On January 17, 1945 Warsaw was liberated. From November 1944 until In March 1945 Dov was moved around among several foster families and orphanages and that period was very hard for him. He also continued to hide his Jewish identity. He heard that his brother and Tussia (a relative), who was saved by Yitzhak from the Ghetto, had survived. At that time Yitzhak was sick; he had tuberculosis and was in a hospital. At the beginning of April 1945, his cousin Irka (his mother niece, who was then 25 years old) came and removed Dov from the Polish orphanage and took him with her to Łódź. Irka was the daughter of his mother's sister Mella. She had heard about him from Yitzhak whom she had met in Białystok few months earlier. In Łódź Dov started to study in sixth grade and lived with Irka. For the first time after more than two years Dov felt at home. He continued to hide his Jewish identity and adapted the Polish name Władysław Mireski. In June Dov moved to a hostel because Irka was alone and couldn't take care of him. In July he graduated school with special distinction. In August he met his brother after almost three years of separation. In 9.8.45 Yitzhak moved him to Otwock near Warsaw to a hostel for Jewish children to be near the sanatorium in which he was hospitalized. He stayed in that hostel for over a year and there he met Halina Sztarkman, his future wife. They both were thirteen years old at that time.
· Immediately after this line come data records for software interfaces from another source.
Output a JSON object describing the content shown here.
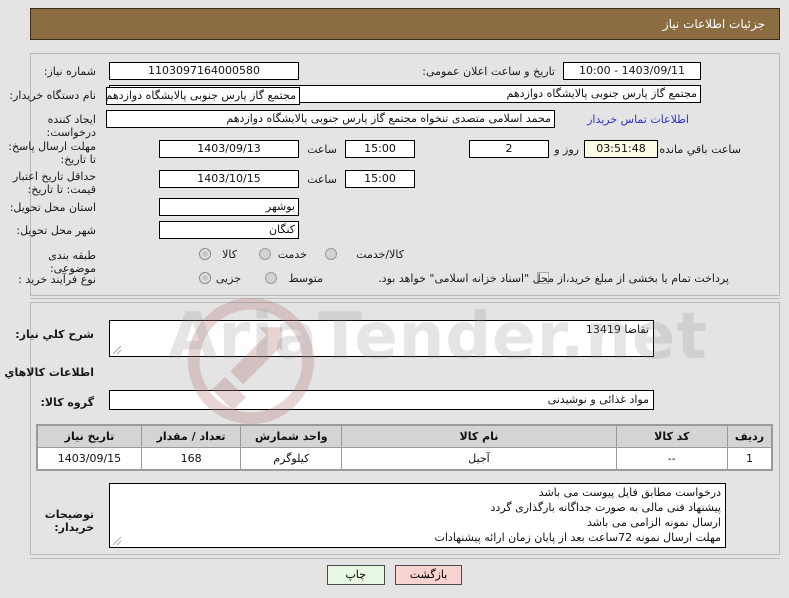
{
  "header": {
    "title": "جزئیات اطلاعات نیاز"
  },
  "watermark": {
    "text": "AriaTender.net"
  },
  "form": {
    "need_number_label": "شماره نیاز:",
    "need_number_value": "1103097164000580",
    "announce_label": "تاریخ و ساعت اعلان عمومی:",
    "announce_value": "1403/09/11 - 10:00",
    "buyer_org_label": "نام دستگاه خریدار:",
    "buyer_org_value": "مجتمع گاز پارس جنوبی  پالایشگاه دوازدهم",
    "buyer_org_overflow": "مجتمع گاز پارس جنوبی  پالایشگاه دوازدهم",
    "requester_label": "ایجاد کننده درخواست:",
    "requester_value": "محمد اسلامی متصدی تنخواه مجتمع گاز پارس جنوبی  پالایشگاه دوازدهم",
    "contact_link": "اطلاعات تماس خریدار",
    "reply_deadline_label": "مهلت ارسال پاسخ: تا تاریخ:",
    "reply_deadline_date": "1403/09/13",
    "reply_deadline_hour_label": "ساعت",
    "reply_deadline_hour": "15:00",
    "days_value": "2",
    "days_label": "روز و",
    "countdown_value": "03:51:48",
    "countdown_label": "ساعت باقي مانده",
    "price_validity_label": "حداقل تاریخ اعتبار قیمت: تا تاریخ:",
    "price_validity_date": "1403/10/15",
    "price_validity_hour_label": "ساعت",
    "price_validity_hour": "15:00",
    "province_label": "استان محل تحویل:",
    "province_value": "بوشهر",
    "city_label": "شهر محل تحویل:",
    "city_value": "کنگان",
    "category_label": "طبقه بندی موضوعی:",
    "category_options": [
      "کالا",
      "خدمت",
      "کالا/خدمت"
    ],
    "category_selected": "کالا",
    "process_label": "نوع فرآیند خرید :",
    "process_options": [
      "جزیی",
      "متوسط"
    ],
    "process_selected": "جزیی",
    "treasury_note": "پرداخت تمام یا بخشی از مبلغ خرید،از محل \"اسناد خزانه اسلامی\" خواهد بود."
  },
  "description": {
    "need_desc_label": "شرح کلي نیاز:",
    "need_desc_value": "تقاضا 13419",
    "goods_info_title": "اطلاعات کالاهاي مورد نیاز",
    "goods_group_label": "گروه کالا:",
    "goods_group_value": "مواد غذائی و نوشیدنی"
  },
  "table": {
    "headers": [
      "ردیف",
      "کد کالا",
      "نام کالا",
      "واحد شمارش",
      "تعداد / مقدار",
      "تاریخ نیاز"
    ],
    "rows": [
      {
        "row": "1",
        "code": "--",
        "name": "آجیل",
        "unit": "کیلوگرم",
        "quantity": "168",
        "need_date": "1403/09/15"
      }
    ]
  },
  "notes": {
    "label": "توضیحات خریدار:",
    "lines": [
      "درخواست مطابق فایل پیوست می باشد",
      "پیشنهاد فنی مالی به صورت جداگانه بارگذاری گردد",
      "ارسال نمونه الزامی می باشد",
      "مهلت ارسال نمونه 72ساعت بعد از پایان زمان ارائه پیشنهادات"
    ]
  },
  "buttons": {
    "print": "چاپ",
    "back": "بازگشت"
  },
  "colors": {
    "header_bg": "#8c6d42",
    "page_bg": "#e4e4e4",
    "link": "#3030c8",
    "print_btn": "#e8f6e4",
    "back_btn": "#f9d2d2",
    "countdown_bg": "#fbfbe8",
    "table_header_bg": "#d4d4d4"
  }
}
In Otwock Dov studied his first year at high school. At the end of 1946 Dov with a group of 22 children moved to Biały Kamień (near Wałbrzych) to a hostel for children of the Zionist movement "Hashomer Hatzair" and then in October 1947 they traveled to France on their way to Eretz-Israel (Palestine). They stayed in France for four months and in March 1948 they reached Eretz-Israel. Dov lived in Kibbutz Amir in the Galilee until he was drafted to the IDF in 1950. In Israel, while in the Army he accidently met Halina Sztarkman and they renewed their relationship. Halina and Dov married in 31.8.55. They have two daughters Anat-Lea (born 1956) and Dafna (born 1962). Dov worked from 1954 until his retirement in 1977 for Bank Leumi which is one of the largest banks in Israel and reached the very high position of vice-president of the bank. He also completed his academic education and received B.A. in economics and M.A in Business Administration.

Drukuj